Cite as: Deimantas, V. J. (2019). User-written stata syntax to combine GGS Wave 1 and GGS2020 Belarus Datasets. Retrieved from: https://www.ggp-i.org/data/methodology/
Created by Judith Koops and Tom Emery (August 2015). This file converts all dates in wave 1 of the GGS into century months. Century Months express the date of an event in terms of the number of months past since January 1st 1900. This makes the file easy to use for analysing the life course as you can simply subtract one date from another in order to get the number of months between the two events. Before running the syntax you will need to open a 4.2 version of a wave 1 file and run then just run the syntax. The variables are then converted from month/year format to century month format (i.e. ahg6m_1 ahg6y_1 -> anhg6_CM).
Cite as: Koops, J. C., & Emery, T. (2019). User-written stata syntax to converts dates in GGS Wave 1 into century months. Retrieved from: https://www.ggp-i.org/data/methodology/
Created by Jorik Vergauwen, Jonas Wood, David de Wachter and Karel Neels and reported in the following article of Demographic Research (Link). Please cite the article if used. The syntax files allow the user/reader to replicate all different nuptiality indicators (ASFFMR, Period TFFMR, Cohort TFFMR, Period MAFFM and Cohort MAFFM) and fertility indicators (ASFR, Period TFR, Cohort TFR, Period MAC and Cohort MAC) for GGS Belgium.

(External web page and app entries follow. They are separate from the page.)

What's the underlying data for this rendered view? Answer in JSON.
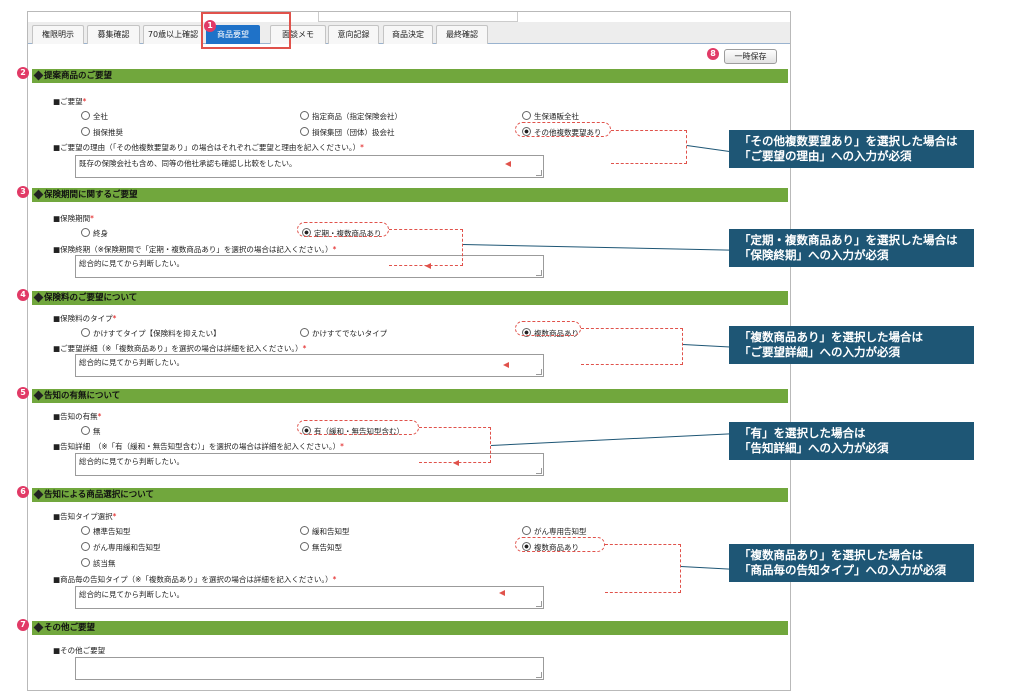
{
  "tabs": [
    "権限明示",
    "募集確認",
    "70歳以上確認",
    "商品要望",
    "面談メモ",
    "意向記録",
    "商品決定",
    "最終確認"
  ],
  "save_label": "一時保存",
  "markers": [
    "1",
    "2",
    "3",
    "4",
    "5",
    "6",
    "7",
    "8"
  ],
  "required_mark": "*",
  "s1": {
    "title": "提案商品のご要望",
    "label1": "■ご要望",
    "opts": [
      "全社",
      "指定商品（指定保険会社）",
      "生保通販全社",
      "損保推奨",
      "損保集団（団体）扱会社",
      "その他複数要望あり"
    ],
    "label2": "■ご要望の理由（「その他複数要望あり」の場合はそれぞれご要望と理由を記入ください。）",
    "value": "既存の保険会社も含め、同等の他社承認も確認し比較をしたい。"
  },
  "s2": {
    "title": "保険期間に関するご要望",
    "label1": "■保険期間",
    "opts": [
      "終身",
      "定期・複数商品あり"
    ],
    "label2": "■保険終期（※保険期間で「定期・複数商品あり」を選択の場合は記入ください。）",
    "value": "総合的に見てから判断したい。"
  },
  "s3": {
    "title": "保険料のご要望について",
    "label1": "■保険料のタイプ",
    "opts": [
      "かけすてタイプ【保険料を抑えたい】",
      "かけすてでないタイプ",
      "複数商品あり"
    ],
    "label2": "■ご要望詳細（※「複数商品あり」を選択の場合は詳細を記入ください。）",
    "value": "総合的に見てから判断したい。"
  },
  "s4": {
    "title": "告知の有無について",
    "label1": "■告知の有無",
    "opts": [
      "無",
      "有（緩和・無告知型含む）"
    ],
    "label2": "■告知詳細　（※「有（緩和・無告知型含む）」を選択の場合は詳細を記入ください。）",
    "value": "総合的に見てから判断したい。"
  },
  "s5": {
    "title": "告知による商品選択について",
    "label1": "■告知タイプ選択",
    "opts": [
      "標準告知型",
      "緩和告知型",
      "がん専用告知型",
      "がん専用緩和告知型",
      "無告知型",
      "複数商品あり",
      "該当無"
    ],
    "label2": "■商品毎の告知タイプ（※「複数商品あり」を選択の場合は詳細を記入ください。）",
    "value": "総合的に見てから判断したい。"
  },
  "s6": {
    "title": "その他ご要望",
    "label1": "■その他ご要望",
    "value": ""
  },
  "callouts": [
    {
      "line1": "「その他複数要望あり」を選択した場合は",
      "line2": "「ご要望の理由」への入力が必須"
    },
    {
      "line1": "「定期・複数商品あり」を選択した場合は",
      "line2": "「保険終期」への入力が必須"
    },
    {
      "line1": "「複数商品あり」を選択した場合は",
      "line2": "「ご要望詳細」への入力が必須"
    },
    {
      "line1": "「有」を選択した場合は",
      "line2": "「告知詳細」への入力が必須"
    },
    {
      "line1": "「複数商品あり」を選択した場合は",
      "line2": "「商品毎の告知タイプ」への入力が必須"
    }
  ],
  "colors": {
    "section_bg": "#71a73d",
    "callout_bg": "#1e5675",
    "marker": "#e13a66",
    "highlight": "#e0524b",
    "active_tab": "#1f72c8"
  },
  "selected": [
    "その他複数要望あり",
    "定期・複数商品あり",
    "複数商品あり",
    "有（緩和・無告知型含む）",
    "複数商品あり"
  ]
}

The code can be modified and applied to the microdata for other countries by using the information in Table 1 of the article. This table provides the user/reader with more information on the selections used for the different countries (for rates up to age 49). Note that the time periods considered for validation in Table 1 are based on rates calculated up to the age of 49 (while syntax selections are for the max. range, i.e. rates up to age 39). Also note that variable names differ between GGS countries (e.g. the max. number of partnerships, max. number of resident biological children, etc.).
Cite as: Vergauwen, J., Wood, J., De Wachter, D., & Neels, K. (2015). Quality of demographic data in GGS Wave 1. Demographic Research, 32, 723-774.

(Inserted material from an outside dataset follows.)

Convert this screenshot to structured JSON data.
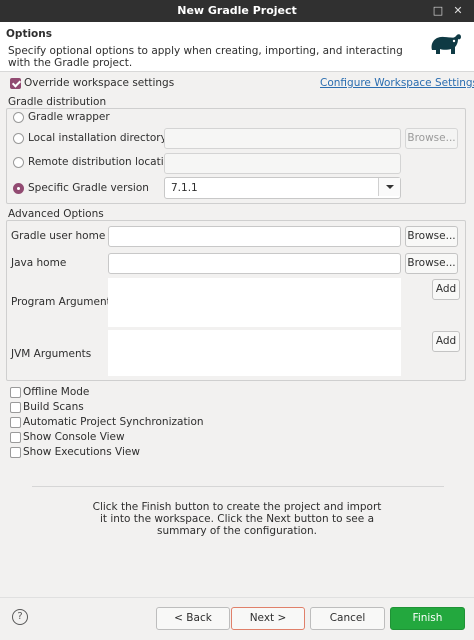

There are a number of papers which cover the technical aspects of the GGP and the implications for substantive research. A selection of these is provided below:

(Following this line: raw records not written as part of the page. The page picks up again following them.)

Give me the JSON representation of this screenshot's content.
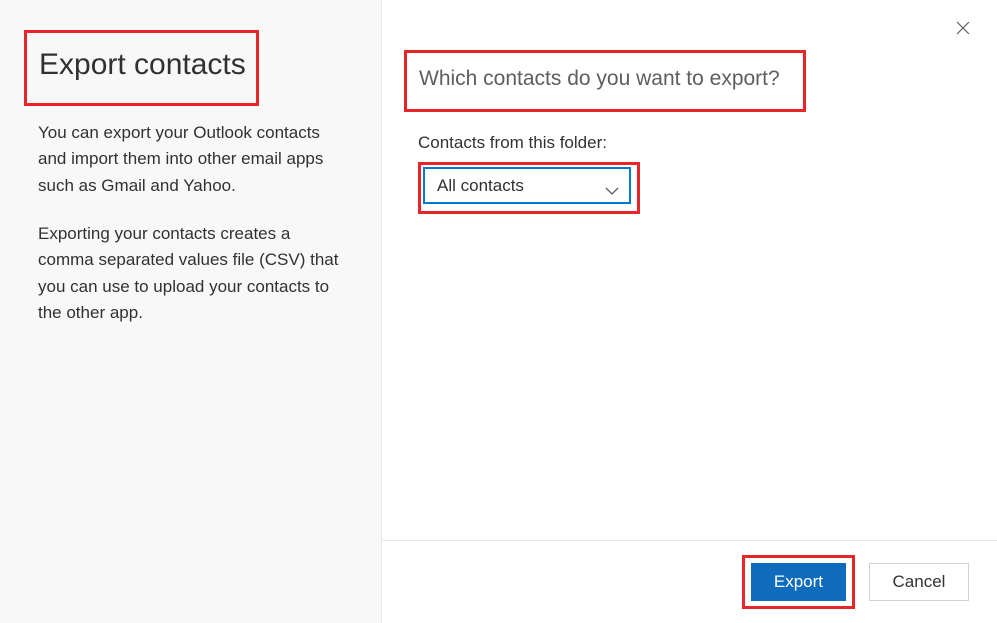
{
  "left": {
    "title": "Export contacts",
    "desc1": "You can export your Outlook contacts and import them into other email apps such as Gmail and Yahoo.",
    "desc2": "Exporting your contacts creates a comma separated values file (CSV) that you can use to upload your contacts to the other app."
  },
  "right": {
    "question": "Which contacts do you want to export?",
    "folder_label": "Contacts from this folder:",
    "dropdown_value": "All contacts"
  },
  "footer": {
    "export_label": "Export",
    "cancel_label": "Cancel"
  }
}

As part of the GGP – ‘Evaluate, Plan, Initiate’ Project, an experiment was conducted which aimed to examine the feasibility of online data collection in the GGP. Collecting data from individuals via an online survey has the advantage of being cheaper and quicker than face to face data collection through interviews. However, scientists and policy makers are often concerned that it leads to lower quality data as fewer people respond to the survey, and those who do are more likely to provide inaccurate information.
The GGP Push to Web Experiment looked to explore this by conducting face to face and web surveys in parallel in three countries: Germany, Portugal and Croatia. These countries were specifically picked as they represent challenging environments for online data collection. Details about the design of the experiment can be downloaded here. Results and publications stemming from the study will appear here in due course.